Epistle to the Romans 1:26–27 (English Majority Text Version, EMTV)

Jesus lets rip in ‘Corrintians’

“Know ye not that the unrighteous shall not inherit the kingdom of God? Be not deceived: neither fornicators, nor idolaters, nor adulterers, nor effeminate, nor abusers of themselves with mankind”

1 Corinthians 6:9-10 King James Version (1611)

The phrase: “abusers of themselves with mankind” translates arsenokoitai also rendered “sodomites” (YLT), or “men who have sex with men” (NIV). Jesus again berates those that act in ‘unnatural’ ways.

“Knowing this, that the law is not made for a righteous man, but for the lawless and disobedient, for the ungodly and for sinners, for unholy and profane, for murderers of fathers and murderers of mothers, for manslayers, For whoremongers, for them that defile themselves with mankind, for menstealers, for liars, for perjured persons, and if there be any other thing that is contrary to sound doctrine”

1 Timothy 1:9-10 King James Version (1611)

The term referring to homosexuality: ‘that defile themselves with mankind’, is a translation from ἀρσενοκοίτης arsenokoitēs, which is the same term for homosexuals that is used in Corinthians. Other translations of the term arsenokoitēs include: “them that do lechery with men” (Wycliffe 1382), “those practicing homosexuality” (NIV), “those who abuse themselves with men” (Amplified Version, 1987).

Again in the New Testament we hear Jesus:

“Even as Sodom and Gomorrah, and the cities about them in like manner, giving themselves over to fornication, and going after strange flesh, are set forth for an example, suffering the vengeance of eternal fire.”

Jude 1:7 (King James Version)

The expression of “giving themselves over to fornication” translates ἐκπορνεύσασαι ekporneusasai, rendered as “sexual immorality” in both New International Version and ESV; the phrase “going after strange flesh” is a literal translation of ἀπελθοῦσαι ὀπίσω σαρκὸς ἑτέρας, rendered as “perversion” in the New International Version and as “pursued unnatural desire” in ESV.

On the subject of marriage, Jesus is asked: “Is it lawful for a man to divorce his wife for any cause?” He answers:

“Have you not read that the one who made them at the beginning ‘made them male and female’ [Genesis 1:27], and said, ‘For this reason a man shall leave his father and mother and be joined to his wife, and the two shall become one flesh’ [Genesis 2:24]? So they are no longer two, but one flesh. Therefore what God has joined together, let no one separate.”

Matthew 19:4-6, NRSV translation; Mark 10:6-9 is a parallel text

Although the question is about divorce, he quite clearly demonstrates that there is a two-sex requirement for marriage. Jesus is affirming that marriage is a union meant to be fruitful, ideally to result in children.
Jesus also discusses a class he calls ‘eunuchs’ which would appear to refer to more those who’s testicles or external genitalia had been removed or had been born without functioning genitalia:

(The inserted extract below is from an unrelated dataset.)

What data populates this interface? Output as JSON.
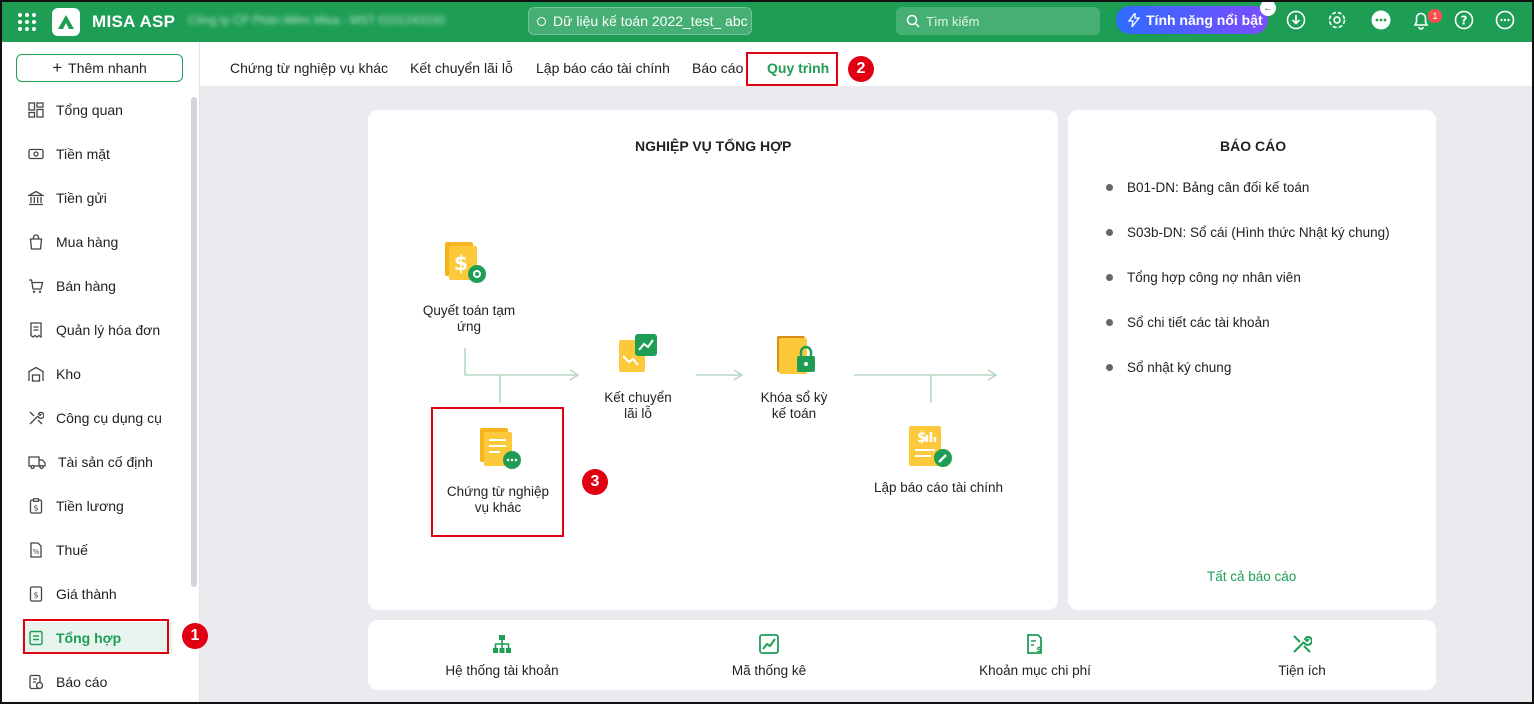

But He said to them, “Not all men can accept this statement, but only those to whom it has been given. “For there are eunuchs who were born that way from their mother’s womb; and there are eunuchs who were made eunuchs by men; and there are also eunuchs who made themselves eunuchs for the sake of the kingdom of heaven. He who is able to accept this, let him accept it.”

Jesus speaking in Matthew 19:11

An early Christian manual condemns the practice:

An early Christian teaching manual called “Didache” commands:

Thou shalt do no murder; thou shalt not commit adultery; thou shalt not commit sodomy; thou shalt not commit fornication; thou shalt not steal; thou shalt not use magic; thou shalt not use philtres; thou shalt not procure abortion, nor commit infanticide; thou shalt not covet thy neighbor’s goods;

Didache 2:2

Didache, although framed in the negative, which was not the way that Jesus spoke, illuminates his teachings by being extremely clear about the meaning of the instructions of Jesus:

“Commit no sodomy. Avoid abortion. Do not commit infanticide.”